Once the brackets are in, there’s not much left to do but hang the tapestry. The rod should rest on the two brackets, hiding them from view. The finials or end caps typically attach after the rod (and tapestry) is in place.
Pro Tip: If the tapestry doesn’t have a rod pocket, use curtain clips to attach the tapestry to the rod. Large square or rectangular tapestries can drape over the rod as an alternative hanging method.
How to Hang a Tapestry Using Nails, Pushpins, or Tacks
Nails, pushpins, and tacks are a simple hanging solution for tapestries that aren’t too large or heavy. They also work better for looser weaves because the nails or pins fit through the weave without damaging the fabric. You can adjust the tapestry’s drape by adding more nails or pushpins—more space between the nails creates a casual drape, while less space looks more formal.
STEP 1: Place the corner pins first.
No matter how many nails or pushpins are used, they should be equally spaced. You’ll probably need a helper for larger tapestries. Hold one corner while placing the first corner pin. Use a hammer if you can’t get the pushpins in by hand or if you’re using nails.
Support the center of the tapestry while placing the second pin or nail in the other corner. For a small tapestry, you may not need more than these two pins.
Pro Tip: Measure the distance from the ceiling to each pushpin to make sure the tapestry hangs level.
Related: How To: Clean Upholstery
STEP 2: Place support pins, starting in the center.
Large tapestries typically take more than two pins. Once you’ve placed the two corner pins, use a measuring tape to find the center of the tapestry and place a pin in this location. Measure from the center pin to one of the corner pins. Divide this number to determine the center of this measurement and place a pin there.
Repeat this process (measuring between two pins and finding the center) until you’ve installed as many pins as the tapestry needs for adequate support.
How to Hang a Tapestry Using Command Strips or Velcro
If you’re wondering how to hang a tapestry without a rod or how to hang a tapestry without putting holes in the wall, Command strips or Velcro are excellent options. These methods offer a clean appearance and don’t put holes in walls. They’re a particularly good option for renters or for hanging tapestries on curved walls.
STEP 1: Determine where you will hang the tapestry, and prepare the wall for the adhesive.
Command strips and Velcro both require adhesive to hold the tapestry to the wall. The adhesive may come off in the presence of humidity or too much heat. Consequently, the tapestry should not hang in kitchens, bathrooms, and near heating vents. Direct sunlight may also cause the adhesive to peel off the wall.
Prepare the wall by wiping it down with a damp cloth. This removes any dirt or dust that could weaken the adhesive’s hold. Let the wall dry completely before applying the adhesive.
STEP 2: Measure and mark the hanging line with a pencil.
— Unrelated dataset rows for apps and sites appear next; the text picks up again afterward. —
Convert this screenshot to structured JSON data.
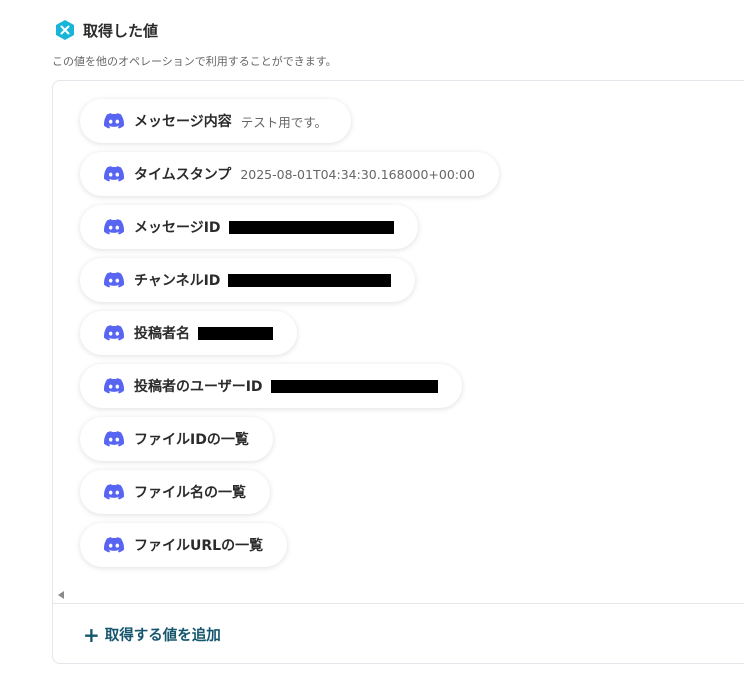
{
  "section": {
    "title": "取得した値",
    "logo_icon": "x-badge-icon",
    "subtitle": "この値を他のオペレーションで利用することができます。"
  },
  "fields": [
    {
      "label": "メッセージ内容",
      "value": "テスト用です。",
      "redacted": false,
      "icon": "discord-icon"
    },
    {
      "label": "タイムスタンプ",
      "value": "2025-08-01T04:34:30.168000+00:00",
      "redacted": false,
      "icon": "discord-icon"
    },
    {
      "label": "メッセージID",
      "value": "",
      "redacted": true,
      "icon": "discord-icon"
    },
    {
      "label": "チャンネルID",
      "value": "",
      "redacted": true,
      "icon": "discord-icon"
    },
    {
      "label": "投稿者名",
      "value": "",
      "redacted": true,
      "icon": "discord-icon"
    },
    {
      "label": "投稿者のユーザーID",
      "value": "",
      "redacted": true,
      "icon": "discord-icon"
    },
    {
      "label": "ファイルIDの一覧",
      "value": "",
      "redacted": false,
      "icon": "discord-icon"
    },
    {
      "label": "ファイル名の一覧",
      "value": "",
      "redacted": false,
      "icon": "discord-icon"
    },
    {
      "label": "ファイルURLの一覧",
      "value": "",
      "redacted": false,
      "icon": "discord-icon"
    }
  ],
  "add_button": {
    "label": "取得する値を追加",
    "icon": "plus-icon"
  },
  "colors": {
    "discord": "#5865F2",
    "accent": "#15566c",
    "logo": "#19b5d8"
  }
}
Measure from the ceiling to the hanging point and make light marks where each corner of the tapestry will hang. Draw a light line between these two points. Use a level to make sure the tapestry will hang straight along this line. It’s easier to make adjustments at this point than after the tapestry has been hung on the wall.
STEP 3: Apply the Command strips or Velcro to the tapestry.
Follow the directions on the Command strips to apply them to the tapestry. That typically includes peeling off one side of the backing and pressing the command strip sticky side down onto the tapestry.
You’ll need strips at each corner and equally spaced along the top of the tapestry. The larger and heavier the tapestry, the more strips you’ll need. You can also apply Command strips or Velcro to the bottom of the tapestry so that it lies flat against the wall.
STEP 4: Apply the Command strips or Velcro to the wall.
Remove the remaining backing from the Command strips, and line up the strips with the pencil line drawn on the wall. Press on each strip in place to strengthen the hold. Do the same for the strips on the bottom edge of the tapestry.